We are fortunate enough to have two lovely ladies volunteering for the RCOG Heritage Collection, Chloe who is a student on the UCL Museum Studies course, and Gemma who is hoping to gain a place at UCL on the Archives Management course. I set them both the task to create a display for the redundant antique bookcase currently situated in the reception of the RCOG. Gemma writes below about the results of this challenge, and her perspective of being an RCOG volunteer.
After rummaging around in the Museum Store at the RCOG, Chloe and I found a variety of items which interested us as possible exhibits for the display case outside the old bookshop. On investigating the use and history of these items, we found that they told a story of innovation and supersession.
The oldest items in this display are a pair of forceps dated 1740-1763 designed by Dr Middleton Walker, one of the Chamberlen family, which were used to aid difficult deliveries. The use of forceps reduced and eventually removed the need for the destructive instruments which had previously been used to remove the foetus piecemeal in cases of protracted labour. Also displayed is a set of Smellie forceps dated 1748-1751. These improved on the older designs by curving the tips to describe the pelvic curve. I found copies of 18th century letters in the Archive from William Smellie to a student, describing the use of his forceps with diagrams, in the archive, duplicates of which I added to the display. Forceps are still used today, although ventouse caps are also used to assist delivery.
An interesting discovery was the Rubin’s Tubal Insufflator (c. 1920). This device was used to pump gas into the fallopian tubes while carefully regulating the pressure. If the gas passed through the tube into the peritoneal cavity, which could be detected visually and by listening for bubbles in the abdomen, the tube could be determined to be clear. If there was an obstruction or narrowing of the tube, the gas would not pass through. Tubal stenosis could be obstructive to the passage of an ovum and so could lead to infertility.
A later example of the equipment that we also found, Sharman’s Uterotubal Insufflations Apparatus (c. 1950) used a kymograph (which measures pressure using a stylus and a rotating drum) to record the pressure variations. Rubin’s apparatus was the first to use tubal insufflation to determine tubal stenosis as a cause of female infertility. It was regarded in the late 1950s as the twentieth century’s most important contribution to the study of female infertility, but was soon supplanted by the development of less invasive and more illustrative techniques, such as hysterosalpingogram, laparoscopy with dye, and hystero contrast sonography. Isidor Rubin was made an Honorary Fellow of the RCOG for his contribution to obstetrics and gynaecology, and I was able to find a photograph in the Archive of him at the ceremony receiving his Honourary Fellowship, which was used to accompany the display.
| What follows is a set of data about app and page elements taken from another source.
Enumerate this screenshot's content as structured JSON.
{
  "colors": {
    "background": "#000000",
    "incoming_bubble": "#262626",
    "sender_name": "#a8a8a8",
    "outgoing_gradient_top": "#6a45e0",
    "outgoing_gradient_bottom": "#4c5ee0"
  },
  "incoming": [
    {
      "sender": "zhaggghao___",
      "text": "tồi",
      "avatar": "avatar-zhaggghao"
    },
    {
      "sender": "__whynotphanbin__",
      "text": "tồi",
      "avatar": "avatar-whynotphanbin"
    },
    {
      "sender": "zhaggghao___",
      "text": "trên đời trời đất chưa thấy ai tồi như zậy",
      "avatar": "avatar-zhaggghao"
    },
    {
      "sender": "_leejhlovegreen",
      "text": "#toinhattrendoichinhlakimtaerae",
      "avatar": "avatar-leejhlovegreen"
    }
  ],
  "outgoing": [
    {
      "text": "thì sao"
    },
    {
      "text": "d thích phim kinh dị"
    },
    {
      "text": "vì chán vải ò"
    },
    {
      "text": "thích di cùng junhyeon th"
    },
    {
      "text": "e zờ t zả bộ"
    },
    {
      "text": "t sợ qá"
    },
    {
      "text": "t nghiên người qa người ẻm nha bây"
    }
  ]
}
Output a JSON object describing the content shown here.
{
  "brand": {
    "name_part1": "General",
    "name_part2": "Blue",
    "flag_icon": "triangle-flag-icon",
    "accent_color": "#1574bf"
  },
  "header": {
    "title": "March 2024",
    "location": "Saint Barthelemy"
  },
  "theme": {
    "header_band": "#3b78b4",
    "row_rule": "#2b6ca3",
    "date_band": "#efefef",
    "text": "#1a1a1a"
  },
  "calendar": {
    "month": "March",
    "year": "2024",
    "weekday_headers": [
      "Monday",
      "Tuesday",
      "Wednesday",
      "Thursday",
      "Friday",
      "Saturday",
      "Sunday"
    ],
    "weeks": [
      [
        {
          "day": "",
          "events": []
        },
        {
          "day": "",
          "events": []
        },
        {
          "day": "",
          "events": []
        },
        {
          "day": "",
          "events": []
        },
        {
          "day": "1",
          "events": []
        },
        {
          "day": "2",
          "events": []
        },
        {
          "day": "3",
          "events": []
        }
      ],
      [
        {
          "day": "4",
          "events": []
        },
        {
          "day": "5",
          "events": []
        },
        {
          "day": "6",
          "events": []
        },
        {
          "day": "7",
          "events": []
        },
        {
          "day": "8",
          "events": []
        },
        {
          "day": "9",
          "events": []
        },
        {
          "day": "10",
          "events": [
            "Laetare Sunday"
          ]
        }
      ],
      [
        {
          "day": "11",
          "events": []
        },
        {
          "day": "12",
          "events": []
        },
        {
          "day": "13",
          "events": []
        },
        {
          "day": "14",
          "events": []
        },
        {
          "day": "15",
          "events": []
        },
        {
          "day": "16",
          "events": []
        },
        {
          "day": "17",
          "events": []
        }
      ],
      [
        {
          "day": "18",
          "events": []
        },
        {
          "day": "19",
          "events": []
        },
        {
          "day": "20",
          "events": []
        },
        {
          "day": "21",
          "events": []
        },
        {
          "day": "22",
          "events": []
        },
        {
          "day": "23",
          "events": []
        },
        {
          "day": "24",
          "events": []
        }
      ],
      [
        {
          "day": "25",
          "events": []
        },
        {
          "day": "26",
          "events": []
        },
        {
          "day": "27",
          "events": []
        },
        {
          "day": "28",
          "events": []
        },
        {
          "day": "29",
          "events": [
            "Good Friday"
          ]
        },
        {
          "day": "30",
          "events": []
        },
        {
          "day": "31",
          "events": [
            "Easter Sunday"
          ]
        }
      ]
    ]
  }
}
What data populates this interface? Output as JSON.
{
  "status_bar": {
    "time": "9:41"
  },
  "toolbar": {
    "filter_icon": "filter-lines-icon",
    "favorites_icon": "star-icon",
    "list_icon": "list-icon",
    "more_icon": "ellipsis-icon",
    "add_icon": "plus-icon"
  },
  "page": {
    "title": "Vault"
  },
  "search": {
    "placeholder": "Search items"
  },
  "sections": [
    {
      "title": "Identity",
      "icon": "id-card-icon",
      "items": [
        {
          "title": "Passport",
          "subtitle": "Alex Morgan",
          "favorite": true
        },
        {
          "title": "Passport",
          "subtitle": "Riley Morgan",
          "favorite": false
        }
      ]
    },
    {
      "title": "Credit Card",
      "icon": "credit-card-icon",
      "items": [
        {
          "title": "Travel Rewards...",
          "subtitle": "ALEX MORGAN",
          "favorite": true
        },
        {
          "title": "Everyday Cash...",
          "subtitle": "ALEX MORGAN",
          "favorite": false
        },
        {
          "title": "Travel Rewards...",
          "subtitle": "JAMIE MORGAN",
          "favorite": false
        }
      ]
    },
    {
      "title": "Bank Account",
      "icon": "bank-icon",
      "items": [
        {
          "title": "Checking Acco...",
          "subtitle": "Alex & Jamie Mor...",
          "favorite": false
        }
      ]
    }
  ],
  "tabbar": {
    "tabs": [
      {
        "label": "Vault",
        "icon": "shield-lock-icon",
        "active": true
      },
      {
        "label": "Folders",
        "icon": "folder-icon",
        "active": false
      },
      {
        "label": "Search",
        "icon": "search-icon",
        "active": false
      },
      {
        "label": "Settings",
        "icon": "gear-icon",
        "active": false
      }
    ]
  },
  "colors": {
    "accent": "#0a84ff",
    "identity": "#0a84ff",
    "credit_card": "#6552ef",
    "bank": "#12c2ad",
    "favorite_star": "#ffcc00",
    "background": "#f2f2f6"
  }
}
Our final pieces for the display were a Pie Data Medical Real-Time Ultrasound Scanner from the 1980s, the Polaroid camera attachment that went with it and three scans from the machine. As no harmful side effects from this technique have been found, ultrasound scanners have been used to examine foetuses since the 1960s instead of X-rays, which were found to be detrimental to the developing foetus. The ultrasound scanner is widely used to monitor the health of the foetus as well as to satisfy some of the family’s curiosity! It can also be used for gynaecology, for example, to detect ovarian cists, fibroids and endometrial abnormalities. Modern scanners have seen various adaptations, including using a curved transducer to get a wider field of view and harmonic imaging, which uses a smaller band of ultrasound frequencies in order to generate a clearer image. The scanner we found was too big to go in the display case so Chloe took a photograph of it against a plain background to put in the case instead.
Helping to put together this display gave me the opportunity to use the connections between archive and museum objects. Together they provide a powerful resource of the history and progress of obstetrics and gynaecology. It was challenging to come up with a theme when I knew so little about the context and purpose of the objects, in particular when much of the Museum collection is still uncatalogued. We spent quite a long time looking through boxes at random, and finding several objects the uses of which we could not even begin to guess! It was fortunate that the two artefacts we chose to research – the Sharman’s Uterotubal Insufflation Apparatus and the Polaroid attachment for the scanner – led to us finding the Rubin’s Tubal Insufflator and the Pie Data Real-Time Ultrasound Scanner. If we had not researched the uses of the pieces we started with, we would have been unaware of their connection to these others. From this slightly larger collection we were able to come up with the theme of developments in technology, and Chloe knew some of the history of forceps, and was able to find examples to illustrate it.
I really enjoyed learning a little about the objects and contributing to the display in order to tell their story. The only experience I have previously had of anything like this is dressing a shop window! It was interesting to consider the audience for the display and to try to meet their needs. The captions we initially wrote were not appropriate for the style of the display, so the College Archivist edited and added to them. Instead of focusing on descriptions of the instruments and accounts of their uses, which would largely be known to many College visitors, it is more interesting for them if we include a history of the objects and the people behind them. I was pleased when together we managed to create what I hope is a successful narrative.
Gemma Cook, Archive Volunteer, RCOG